◆ **Directions**:
Wherever "title" appears in the records below, copy the line that holds it.

◆ **Data for processing**:
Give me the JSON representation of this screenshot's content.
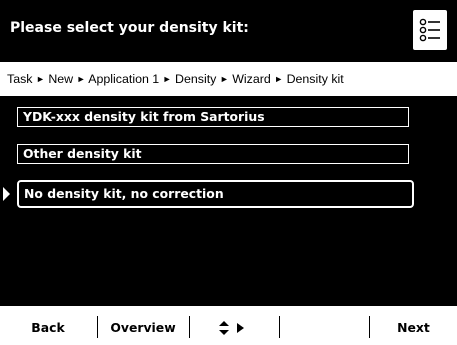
{
  "header": {
    "title": "Please select your density kit:",
    "menu_icon": "list-menu-icon"
  },
  "breadcrumb": {
    "items": [
      "Task",
      "New",
      "Application 1",
      "Density",
      "Wizard",
      "Density kit"
    ],
    "separator": "►"
  },
  "options": [
    {
      "label": "YDK-xxx density kit from Sartorius",
      "selected": false
    },
    {
      "label": "Other density kit",
      "selected": false
    },
    {
      "label": "No density kit, no correction",
      "selected": true
    }
  ],
  "softkeys": {
    "back": "Back",
    "overview": "Overview",
    "navigate_icons": [
      "up-down-arrows-icon",
      "right-arrow-icon"
    ],
    "empty": "",
    "next": "Next"
  },
  "colors": {
    "background": "#000000",
    "foreground": "#ffffff"
  }
}
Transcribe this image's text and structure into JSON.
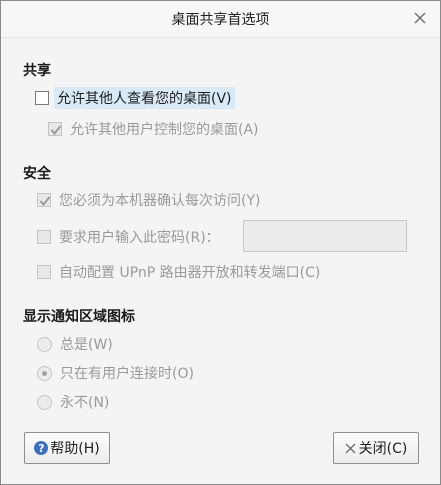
{
  "window": {
    "title": "桌面共享首选项"
  },
  "sharing": {
    "title": "共享",
    "allow_view": {
      "label": "允许其他人查看您的桌面(V)",
      "checked": false
    },
    "allow_control": {
      "label": "允许其他用户控制您的桌面(A)",
      "checked": true,
      "enabled": false
    }
  },
  "security": {
    "title": "安全",
    "confirm_access": {
      "label": "您必须为本机器确认每次访问(Y)",
      "checked": true,
      "enabled": false
    },
    "require_password": {
      "label": "要求用户输入此密码(R)：",
      "checked": false,
      "enabled": false
    },
    "password_value": "",
    "upnp": {
      "label": "自动配置 UPnP 路由器开放和转发端口(C)",
      "checked": false,
      "enabled": false
    }
  },
  "notification": {
    "title": "显示通知区域图标",
    "options": [
      {
        "label": "总是(W)",
        "selected": false
      },
      {
        "label": "只在有用户连接时(O)",
        "selected": true
      },
      {
        "label": "永不(N)",
        "selected": false
      }
    ]
  },
  "buttons": {
    "help_label": "帮助(H)",
    "close_label": "关闭(C)"
  },
  "icons": {
    "close": "close-icon",
    "help": "help-icon",
    "checkmark": "checkmark-icon"
  }
}
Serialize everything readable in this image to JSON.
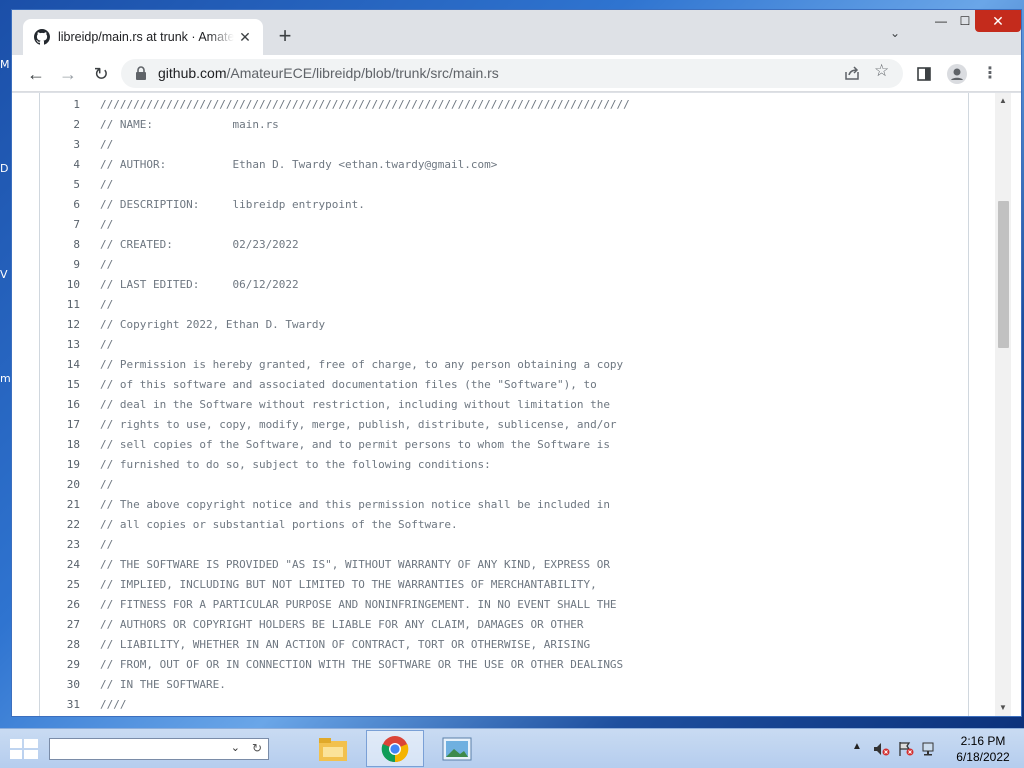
{
  "browser": {
    "tab": {
      "title": "libreidp/main.rs at trunk · AmateurECE/libreidp",
      "icon": "github-icon"
    },
    "new_tab_label": "+",
    "url_host": "github.com",
    "url_path": "/AmateurECE/libreidp/blob/trunk/src/main.rs"
  },
  "code": {
    "lines": [
      {
        "n": "1",
        "text": "////////////////////////////////////////////////////////////////////////////////"
      },
      {
        "n": "2",
        "text": "// NAME:            main.rs"
      },
      {
        "n": "3",
        "text": "//"
      },
      {
        "n": "4",
        "text": "// AUTHOR:          Ethan D. Twardy <ethan.twardy@gmail.com>"
      },
      {
        "n": "5",
        "text": "//"
      },
      {
        "n": "6",
        "text": "// DESCRIPTION:     libreidp entrypoint."
      },
      {
        "n": "7",
        "text": "//"
      },
      {
        "n": "8",
        "text": "// CREATED:         02/23/2022"
      },
      {
        "n": "9",
        "text": "//"
      },
      {
        "n": "10",
        "text": "// LAST EDITED:     06/12/2022"
      },
      {
        "n": "11",
        "text": "//"
      },
      {
        "n": "12",
        "text": "// Copyright 2022, Ethan D. Twardy"
      },
      {
        "n": "13",
        "text": "//"
      },
      {
        "n": "14",
        "text": "// Permission is hereby granted, free of charge, to any person obtaining a copy"
      },
      {
        "n": "15",
        "text": "// of this software and associated documentation files (the \"Software\"), to"
      },
      {
        "n": "16",
        "text": "// deal in the Software without restriction, including without limitation the"
      },
      {
        "n": "17",
        "text": "// rights to use, copy, modify, merge, publish, distribute, sublicense, and/or"
      },
      {
        "n": "18",
        "text": "// sell copies of the Software, and to permit persons to whom the Software is"
      },
      {
        "n": "19",
        "text": "// furnished to do so, subject to the following conditions:"
      },
      {
        "n": "20",
        "text": "//"
      },
      {
        "n": "21",
        "text": "// The above copyright notice and this permission notice shall be included in"
      },
      {
        "n": "22",
        "text": "// all copies or substantial portions of the Software."
      },
      {
        "n": "23",
        "text": "//"
      },
      {
        "n": "24",
        "text": "// THE SOFTWARE IS PROVIDED \"AS IS\", WITHOUT WARRANTY OF ANY KIND, EXPRESS OR"
      },
      {
        "n": "25",
        "text": "// IMPLIED, INCLUDING BUT NOT LIMITED TO THE WARRANTIES OF MERCHANTABILITY,"
      },
      {
        "n": "26",
        "text": "// FITNESS FOR A PARTICULAR PURPOSE AND NONINFRINGEMENT. IN NO EVENT SHALL THE"
      },
      {
        "n": "27",
        "text": "// AUTHORS OR COPYRIGHT HOLDERS BE LIABLE FOR ANY CLAIM, DAMAGES OR OTHER"
      },
      {
        "n": "28",
        "text": "// LIABILITY, WHETHER IN AN ACTION OF CONTRACT, TORT OR OTHERWISE, ARISING"
      },
      {
        "n": "29",
        "text": "// FROM, OUT OF OR IN CONNECTION WITH THE SOFTWARE OR THE USE OR OTHER DEALINGS"
      },
      {
        "n": "30",
        "text": "// IN THE SOFTWARE."
      },
      {
        "n": "31",
        "text": "////"
      }
    ]
  },
  "taskbar": {
    "clock_time": "2:16 PM",
    "clock_date": "6/18/2022",
    "items": [
      "file-explorer-icon",
      "chrome-icon",
      "image-viewer-icon"
    ]
  },
  "colors": {
    "accent": "#0969da",
    "close_red": "#c42b1c",
    "comment": "#6e7781"
  }
}
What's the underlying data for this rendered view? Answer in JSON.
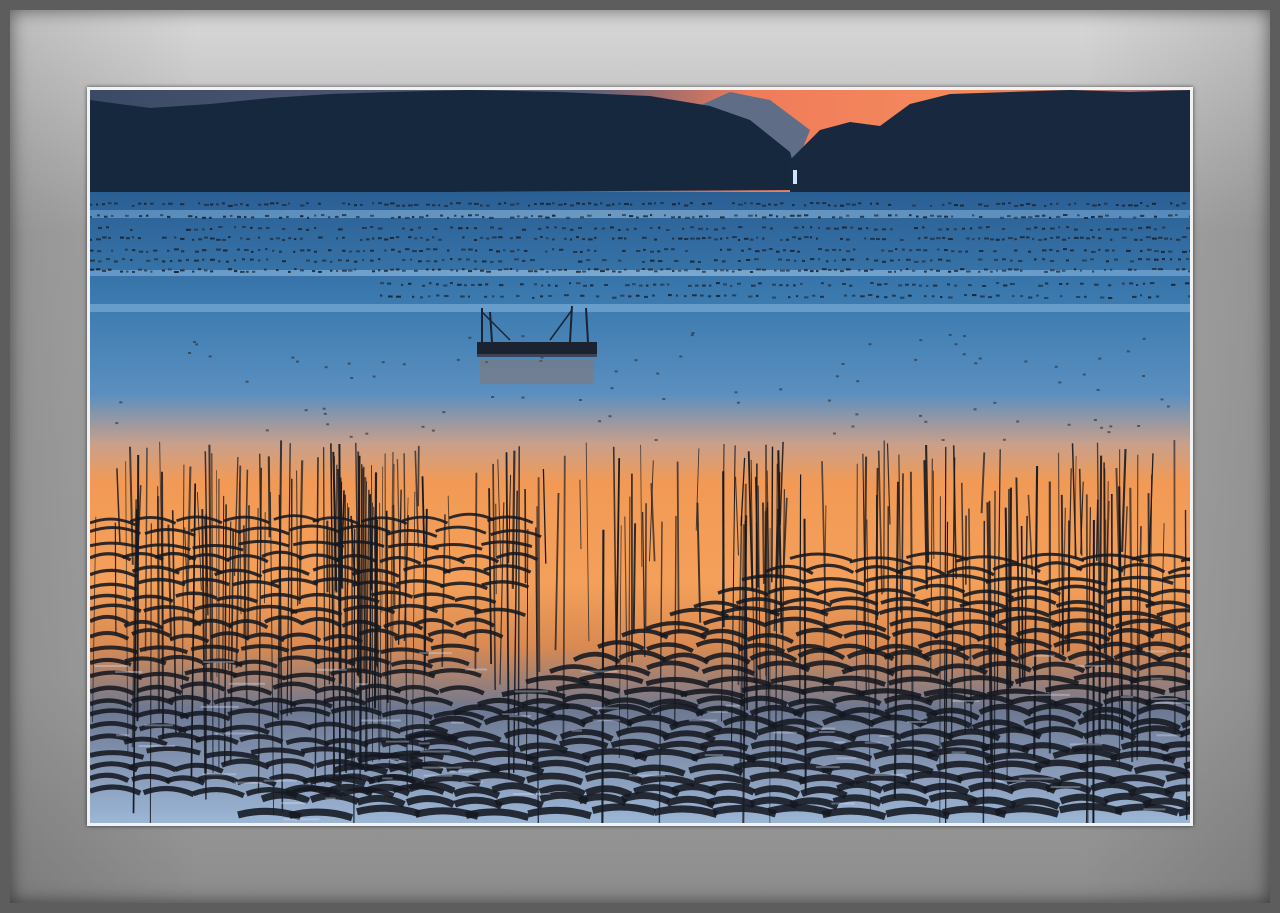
{
  "scene": {
    "subject": "seaweed-farm-at-dusk",
    "colors": {
      "sky_sunset": "#f0805a",
      "hills_silhouette": "#16283e",
      "water_blue": "#3a78ad",
      "water_orange": "#f29a55",
      "stakes_dark": "#141820",
      "mat_light": "#d6d6d6",
      "mat_dark": "#8e8e8e"
    }
  }
}
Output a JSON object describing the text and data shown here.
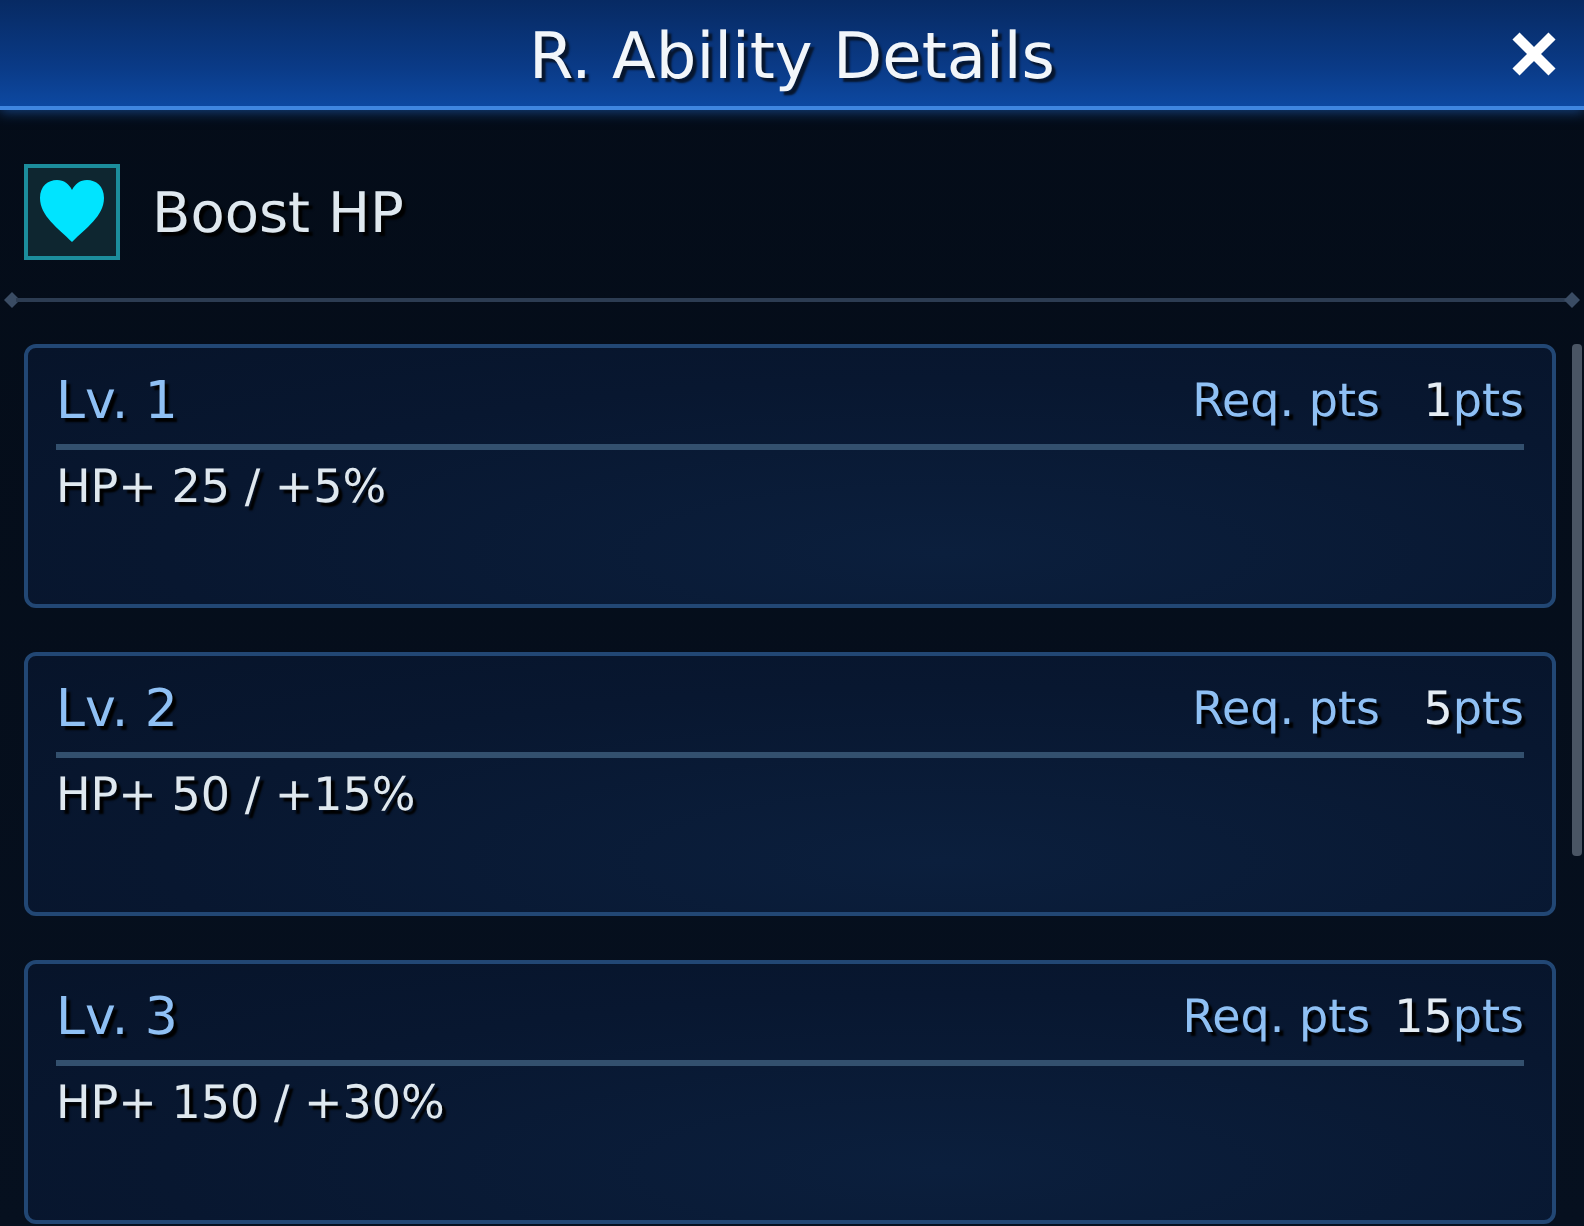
{
  "window": {
    "title": "R. Ability Details"
  },
  "ability": {
    "name": "Boost HP"
  },
  "levels": [
    {
      "level": "Lv. 1",
      "req_label": "Req. pts",
      "points": "1",
      "unit": "pts",
      "effect": "HP+ 25 / +5%"
    },
    {
      "level": "Lv. 2",
      "req_label": "Req. pts",
      "points": "5",
      "unit": "pts",
      "effect": "HP+ 50 / +15%"
    },
    {
      "level": "Lv. 3",
      "req_label": "Req. pts",
      "points": "15",
      "unit": "pts",
      "effect": "HP+ 150 / +30%"
    }
  ]
}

◆ **Your solution**:
    "title": "Please select your density kit:",
    "title": "桌面共享首选项"
    "title": "共享",
    "title": "安全",
    "title": "显示通知区域图标",
      "title": "libreidp/main.rs at trunk · AmateurECE/libreidp",
    "title": "R. Ability Details"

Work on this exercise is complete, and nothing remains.